WORK ORDER: Below are records; how many of their lines contain "label"? Answer with only the number.

DATA FOR THIS TASK:
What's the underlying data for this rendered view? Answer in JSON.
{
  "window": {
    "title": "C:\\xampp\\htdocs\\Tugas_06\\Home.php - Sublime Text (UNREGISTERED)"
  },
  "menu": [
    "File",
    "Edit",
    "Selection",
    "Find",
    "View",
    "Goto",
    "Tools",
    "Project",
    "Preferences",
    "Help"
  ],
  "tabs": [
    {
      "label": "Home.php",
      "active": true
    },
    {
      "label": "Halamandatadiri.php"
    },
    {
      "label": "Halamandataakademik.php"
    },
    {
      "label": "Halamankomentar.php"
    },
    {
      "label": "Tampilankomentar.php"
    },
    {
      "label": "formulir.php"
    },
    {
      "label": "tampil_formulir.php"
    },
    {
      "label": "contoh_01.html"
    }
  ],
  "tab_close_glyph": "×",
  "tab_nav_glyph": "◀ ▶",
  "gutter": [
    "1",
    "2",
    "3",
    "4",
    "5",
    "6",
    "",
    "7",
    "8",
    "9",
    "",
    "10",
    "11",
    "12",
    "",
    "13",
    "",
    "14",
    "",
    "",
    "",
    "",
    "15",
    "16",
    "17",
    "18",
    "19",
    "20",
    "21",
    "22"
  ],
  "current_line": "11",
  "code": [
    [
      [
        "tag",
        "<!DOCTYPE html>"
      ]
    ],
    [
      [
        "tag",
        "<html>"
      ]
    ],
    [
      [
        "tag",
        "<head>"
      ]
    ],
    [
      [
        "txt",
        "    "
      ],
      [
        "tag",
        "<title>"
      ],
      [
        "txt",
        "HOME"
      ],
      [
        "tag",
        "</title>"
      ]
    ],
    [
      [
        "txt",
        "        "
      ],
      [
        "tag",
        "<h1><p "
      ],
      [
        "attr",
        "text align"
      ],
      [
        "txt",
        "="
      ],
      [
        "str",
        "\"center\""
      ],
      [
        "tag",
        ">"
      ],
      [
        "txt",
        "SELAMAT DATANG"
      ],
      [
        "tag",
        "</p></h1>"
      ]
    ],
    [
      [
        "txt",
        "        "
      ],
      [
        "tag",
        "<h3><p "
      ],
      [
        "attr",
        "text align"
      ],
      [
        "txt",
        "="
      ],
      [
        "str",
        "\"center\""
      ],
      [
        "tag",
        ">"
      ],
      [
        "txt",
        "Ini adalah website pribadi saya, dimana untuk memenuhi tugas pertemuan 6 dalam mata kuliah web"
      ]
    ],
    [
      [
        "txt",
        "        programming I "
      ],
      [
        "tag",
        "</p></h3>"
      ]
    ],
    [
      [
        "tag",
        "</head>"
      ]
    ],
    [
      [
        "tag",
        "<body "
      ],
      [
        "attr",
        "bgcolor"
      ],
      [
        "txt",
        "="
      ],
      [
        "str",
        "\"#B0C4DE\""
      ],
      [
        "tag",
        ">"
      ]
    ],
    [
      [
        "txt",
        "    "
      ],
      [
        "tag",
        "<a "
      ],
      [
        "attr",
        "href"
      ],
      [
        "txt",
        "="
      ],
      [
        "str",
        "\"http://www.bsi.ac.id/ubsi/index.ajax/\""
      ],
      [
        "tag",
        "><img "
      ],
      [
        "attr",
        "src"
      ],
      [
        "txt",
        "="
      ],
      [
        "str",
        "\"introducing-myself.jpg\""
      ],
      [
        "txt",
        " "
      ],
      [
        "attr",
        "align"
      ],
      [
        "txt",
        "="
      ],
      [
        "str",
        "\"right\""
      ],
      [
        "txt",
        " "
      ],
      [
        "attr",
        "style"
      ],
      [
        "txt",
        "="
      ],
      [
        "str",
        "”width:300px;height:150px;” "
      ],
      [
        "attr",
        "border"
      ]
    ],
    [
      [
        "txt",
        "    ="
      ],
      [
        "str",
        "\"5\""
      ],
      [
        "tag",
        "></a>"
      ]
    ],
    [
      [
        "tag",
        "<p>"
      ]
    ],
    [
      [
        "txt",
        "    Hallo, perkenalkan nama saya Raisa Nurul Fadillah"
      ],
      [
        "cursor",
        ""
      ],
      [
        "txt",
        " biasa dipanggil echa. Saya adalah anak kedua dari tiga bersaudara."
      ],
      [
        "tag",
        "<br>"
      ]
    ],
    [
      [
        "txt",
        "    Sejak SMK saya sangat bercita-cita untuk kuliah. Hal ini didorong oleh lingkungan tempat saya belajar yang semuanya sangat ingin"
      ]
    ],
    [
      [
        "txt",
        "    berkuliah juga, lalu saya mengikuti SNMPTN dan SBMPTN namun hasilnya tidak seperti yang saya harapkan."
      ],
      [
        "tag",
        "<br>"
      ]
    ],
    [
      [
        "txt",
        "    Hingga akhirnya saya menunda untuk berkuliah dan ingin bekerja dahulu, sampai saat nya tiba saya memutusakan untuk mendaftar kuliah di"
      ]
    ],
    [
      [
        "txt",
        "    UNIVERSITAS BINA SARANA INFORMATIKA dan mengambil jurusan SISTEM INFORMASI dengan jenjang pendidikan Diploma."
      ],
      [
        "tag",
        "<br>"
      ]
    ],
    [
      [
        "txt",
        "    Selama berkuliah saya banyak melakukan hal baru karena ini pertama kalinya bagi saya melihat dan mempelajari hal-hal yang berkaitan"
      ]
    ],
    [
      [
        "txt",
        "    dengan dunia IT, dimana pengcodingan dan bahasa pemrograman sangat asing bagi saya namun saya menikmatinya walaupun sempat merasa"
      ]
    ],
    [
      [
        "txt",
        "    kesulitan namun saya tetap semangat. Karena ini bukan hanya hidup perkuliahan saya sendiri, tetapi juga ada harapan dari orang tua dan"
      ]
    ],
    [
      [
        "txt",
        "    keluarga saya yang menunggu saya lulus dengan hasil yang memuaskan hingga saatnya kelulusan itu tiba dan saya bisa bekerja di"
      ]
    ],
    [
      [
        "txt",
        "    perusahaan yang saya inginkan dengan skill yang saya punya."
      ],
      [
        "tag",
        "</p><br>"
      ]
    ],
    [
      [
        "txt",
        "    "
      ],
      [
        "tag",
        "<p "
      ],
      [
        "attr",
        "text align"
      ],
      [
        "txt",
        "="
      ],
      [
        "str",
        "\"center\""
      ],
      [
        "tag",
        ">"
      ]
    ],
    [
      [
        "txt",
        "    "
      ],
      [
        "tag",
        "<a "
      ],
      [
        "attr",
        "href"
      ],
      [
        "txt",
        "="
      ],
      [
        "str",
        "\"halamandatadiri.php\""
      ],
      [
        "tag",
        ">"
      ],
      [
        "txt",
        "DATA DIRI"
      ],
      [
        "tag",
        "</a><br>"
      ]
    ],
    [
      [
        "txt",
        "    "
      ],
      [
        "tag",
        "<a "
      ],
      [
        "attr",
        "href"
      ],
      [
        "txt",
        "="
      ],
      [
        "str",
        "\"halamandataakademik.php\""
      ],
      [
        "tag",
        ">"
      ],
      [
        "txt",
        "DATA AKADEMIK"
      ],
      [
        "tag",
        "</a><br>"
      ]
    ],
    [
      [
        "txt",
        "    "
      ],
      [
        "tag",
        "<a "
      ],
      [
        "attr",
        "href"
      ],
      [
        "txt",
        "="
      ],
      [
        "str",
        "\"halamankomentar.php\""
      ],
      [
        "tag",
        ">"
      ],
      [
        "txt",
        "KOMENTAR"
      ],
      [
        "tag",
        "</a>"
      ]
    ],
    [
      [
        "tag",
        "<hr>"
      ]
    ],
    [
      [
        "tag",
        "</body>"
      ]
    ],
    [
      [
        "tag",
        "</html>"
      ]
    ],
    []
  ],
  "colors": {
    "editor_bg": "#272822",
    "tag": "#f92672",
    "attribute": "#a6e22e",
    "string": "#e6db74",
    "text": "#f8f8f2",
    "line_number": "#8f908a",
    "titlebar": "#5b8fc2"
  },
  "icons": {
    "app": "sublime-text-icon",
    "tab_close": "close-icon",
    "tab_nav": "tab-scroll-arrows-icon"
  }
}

RESPONSE TO THE EXERCISE: 8